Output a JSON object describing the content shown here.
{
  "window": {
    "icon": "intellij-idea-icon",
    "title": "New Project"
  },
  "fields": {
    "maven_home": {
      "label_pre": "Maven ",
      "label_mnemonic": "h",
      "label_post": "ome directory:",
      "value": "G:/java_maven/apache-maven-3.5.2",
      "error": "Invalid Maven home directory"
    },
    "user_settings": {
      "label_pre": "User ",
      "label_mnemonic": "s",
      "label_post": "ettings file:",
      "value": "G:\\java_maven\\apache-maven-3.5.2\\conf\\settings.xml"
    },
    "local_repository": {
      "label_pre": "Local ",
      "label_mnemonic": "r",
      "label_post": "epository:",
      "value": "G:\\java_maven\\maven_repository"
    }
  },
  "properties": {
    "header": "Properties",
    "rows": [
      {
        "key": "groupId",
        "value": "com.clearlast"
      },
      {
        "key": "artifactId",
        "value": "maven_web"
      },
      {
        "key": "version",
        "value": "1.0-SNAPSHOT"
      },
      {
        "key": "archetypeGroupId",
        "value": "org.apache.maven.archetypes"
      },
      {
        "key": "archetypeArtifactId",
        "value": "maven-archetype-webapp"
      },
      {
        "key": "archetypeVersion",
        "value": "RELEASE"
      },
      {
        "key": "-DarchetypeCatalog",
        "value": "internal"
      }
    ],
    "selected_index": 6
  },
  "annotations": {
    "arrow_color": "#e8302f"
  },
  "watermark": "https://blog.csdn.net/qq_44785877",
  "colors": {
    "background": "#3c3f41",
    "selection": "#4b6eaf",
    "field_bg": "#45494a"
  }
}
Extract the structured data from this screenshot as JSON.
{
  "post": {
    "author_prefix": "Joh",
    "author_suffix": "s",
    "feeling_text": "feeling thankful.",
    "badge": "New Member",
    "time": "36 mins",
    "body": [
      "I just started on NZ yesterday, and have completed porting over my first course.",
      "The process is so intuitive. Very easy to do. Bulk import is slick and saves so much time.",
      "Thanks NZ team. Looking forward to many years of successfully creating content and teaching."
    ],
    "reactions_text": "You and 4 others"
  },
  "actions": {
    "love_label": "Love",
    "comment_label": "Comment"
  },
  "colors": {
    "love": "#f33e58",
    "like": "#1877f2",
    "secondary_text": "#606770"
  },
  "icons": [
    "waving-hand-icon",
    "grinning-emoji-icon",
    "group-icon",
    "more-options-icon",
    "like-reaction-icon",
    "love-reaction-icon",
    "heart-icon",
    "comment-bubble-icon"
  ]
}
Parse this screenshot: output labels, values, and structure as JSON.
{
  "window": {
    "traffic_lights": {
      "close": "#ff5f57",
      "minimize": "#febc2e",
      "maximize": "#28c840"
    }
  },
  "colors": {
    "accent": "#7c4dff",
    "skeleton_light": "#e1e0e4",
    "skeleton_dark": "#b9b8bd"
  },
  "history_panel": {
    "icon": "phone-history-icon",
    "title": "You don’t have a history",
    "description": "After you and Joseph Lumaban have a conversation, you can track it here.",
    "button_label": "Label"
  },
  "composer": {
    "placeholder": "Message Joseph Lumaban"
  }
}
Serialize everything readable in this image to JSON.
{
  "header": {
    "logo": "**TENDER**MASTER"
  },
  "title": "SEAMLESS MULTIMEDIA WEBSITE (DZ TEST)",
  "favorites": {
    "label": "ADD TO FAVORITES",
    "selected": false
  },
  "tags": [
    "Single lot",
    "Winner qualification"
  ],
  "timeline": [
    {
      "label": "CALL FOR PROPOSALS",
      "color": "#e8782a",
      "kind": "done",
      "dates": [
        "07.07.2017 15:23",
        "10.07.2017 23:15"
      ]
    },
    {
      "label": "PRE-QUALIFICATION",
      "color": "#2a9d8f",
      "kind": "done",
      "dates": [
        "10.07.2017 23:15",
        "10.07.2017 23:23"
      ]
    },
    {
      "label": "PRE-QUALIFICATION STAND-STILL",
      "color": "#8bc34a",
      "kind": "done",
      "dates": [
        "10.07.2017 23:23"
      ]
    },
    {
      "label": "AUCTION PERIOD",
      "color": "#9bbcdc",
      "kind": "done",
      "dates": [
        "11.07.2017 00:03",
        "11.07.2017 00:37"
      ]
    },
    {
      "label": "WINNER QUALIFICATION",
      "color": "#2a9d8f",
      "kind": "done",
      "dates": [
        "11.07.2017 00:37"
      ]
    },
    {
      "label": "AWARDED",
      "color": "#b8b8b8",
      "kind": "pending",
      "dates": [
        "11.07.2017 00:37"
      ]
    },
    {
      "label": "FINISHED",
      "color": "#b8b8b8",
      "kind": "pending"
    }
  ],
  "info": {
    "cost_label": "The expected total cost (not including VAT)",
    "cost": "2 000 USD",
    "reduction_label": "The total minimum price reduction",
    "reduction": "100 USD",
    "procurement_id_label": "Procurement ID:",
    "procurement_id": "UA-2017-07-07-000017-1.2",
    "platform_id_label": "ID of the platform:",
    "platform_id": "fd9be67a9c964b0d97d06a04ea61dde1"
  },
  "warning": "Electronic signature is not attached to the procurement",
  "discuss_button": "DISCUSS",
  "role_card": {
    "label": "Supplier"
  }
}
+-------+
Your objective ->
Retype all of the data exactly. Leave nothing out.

Solution to this problem ->
Output a JSON object describing the content shown here.
{
  "window": {
    "icon": "intellij-idea-icon",
    "title": "New Project"
  },
  "fields": {
    "maven_home": {
      "label_pre": "Maven ",
      "label_mnemonic": "h",
      "label_post": "ome directory:",
      "value": "G:/java_maven/apache-maven-3.5.2",
      "error": "Invalid Maven home directory"
    },
    "user_settings": {
      "label_pre": "User ",
      "label_mnemonic": "s",
      "label_post": "ettings file:",
      "value": "G:\\java_maven\\apache-maven-3.5.2\\conf\\settings.xml"
    },
    "local_repository": {
      "label_pre": "Local ",
      "label_mnemonic": "r",
      "label_post": "epository:",
      "value": "G:\\java_maven\\maven_repository"
    }
  },
  "properties": {
    "header": "Properties",
    "rows": [
      {
        "key": "groupId",
        "value": "com.clearlast"
      },
      {
        "key": "artifactId",
        "value": "maven_web"
      },
      {
        "key": "version",
        "value": "1.0-SNAPSHOT"
      },
      {
        "key": "archetypeGroupId",
        "value": "org.apache.maven.archetypes"
      },
      {
        "key": "archetypeArtifactId",
        "value": "maven-archetype-webapp"
      },
      {
        "key": "archetypeVersion",
        "value": "RELEASE"
      },
      {
        "key": "-DarchetypeCatalog",
        "value": "internal"
      }
    ],
    "selected_index": 6
  },
  "annotations": {
    "arrow_color": "#e8302f"
  },
  "watermark": "https://blog.csdn.net/qq_44785877",
  "colors": {
    "background": "#3c3f41",
    "selection": "#4b6eaf",
    "field_bg": "#45494a"
  }
}
Extract the structured data from this screenshot as JSON.
{
  "post": {
    "author_prefix": "Joh",
    "author_suffix": "s",
    "feeling_text": "feeling thankful.",
    "badge": "New Member",
    "time": "36 mins",
    "body": [
      "I just started on NZ yesterday, and have completed porting over my first course.",
      "The process is so intuitive. Very easy to do. Bulk import is slick and saves so much time.",
      "Thanks NZ team. Looking forward to many years of successfully creating content and teaching."
    ],
    "reactions_text": "You and 4 others"
  },
  "actions": {
    "love_label": "Love",
    "comment_label": "Comment"
  },
  "colors": {
    "love": "#f33e58",
    "like": "#1877f2",
    "secondary_text": "#606770"
  },
  "icons": [
    "waving-hand-icon",
    "grinning-emoji-icon",
    "group-icon",
    "more-options-icon",
    "like-reaction-icon",
    "love-reaction-icon",
    "heart-icon",
    "comment-bubble-icon"
  ]
}
Parse this screenshot: output labels, values, and structure as JSON.
{
  "window": {
    "traffic_lights": {
      "close": "#ff5f57",
      "minimize": "#febc2e",
      "maximize": "#28c840"
    }
  },
  "colors": {
    "accent": "#7c4dff",
    "skeleton_light": "#e1e0e4",
    "skeleton_dark": "#b9b8bd"
  },
  "history_panel": {
    "icon": "phone-history-icon",
    "title": "You don’t have a history",
    "description": "After you and Joseph Lumaban have a conversation, you can track it here.",
    "button_label": "Label"
  },
  "composer": {
    "placeholder": "Message Joseph Lumaban"
  }
}
Serialize everything readable in this image to JSON.
{
  "header": {
    "logo": "**TENDER**MASTER"
  },
  "title": "SEAMLESS MULTIMEDIA WEBSITE (DZ TEST)",
  "favorites": {
    "label": "ADD TO FAVORITES",
    "selected": false
  },
  "tags": [
    "Single lot",
    "Winner qualification"
  ],
  "timeline": [
    {
      "label": "CALL FOR PROPOSALS",
      "color": "#e8782a",
      "kind": "done",
      "dates": [
        "07.07.2017 15:23",
        "10.07.2017 23:15"
      ]
    },
    {
      "label": "PRE-QUALIFICATION",
      "color": "#2a9d8f",
      "kind": "done",
      "dates": [
        "10.07.2017 23:15",
        "10.07.2017 23:23"
      ]
    },
    {
      "label": "PRE-QUALIFICATION STAND-STILL",
      "color": "#8bc34a",
      "kind": "done",
      "dates": [
        "10.07.2017 23:23"
      ]
    },
    {
      "label": "AUCTION PERIOD",
      "color": "#9bbcdc",
      "kind": "done",
      "dates": [
        "11.07.2017 00:03",
        "11.07.2017 00:37"
      ]
    },
    {
      "label": "WINNER QUALIFICATION",
      "color": "#2a9d8f",
      "kind": "done",
      "dates": [
        "11.07.2017 00:37"
      ]
    },
    {
      "label": "AWARDED",
      "color": "#b8b8b8",
      "kind": "pending",
      "dates": [
        "11.07.2017 00:37"
      ]
    },
    {
      "label": "FINISHED",
      "color": "#b8b8b8",
      "kind": "pending"
    }
  ],
  "info": {
    "cost_label": "The expected total cost (not including VAT)",
    "cost": "2 000 USD",
    "reduction_label": "The total minimum price reduction",
    "reduction": "100 USD",
    "procurement_id_label": "Procurement ID:",
    "procurement_id": "UA-2017-07-07-000017-1.2",
    "platform_id_label": "ID of the platform:",
    "platform_id": "fd9be67a9c964b0d97d06a04ea61dde1"
  },
  "warning": "Electronic signature is not attached to the procurement",
  "discuss_button": "DISCUSS",
  "role_card": {
    "label": "Supplier"
  }
}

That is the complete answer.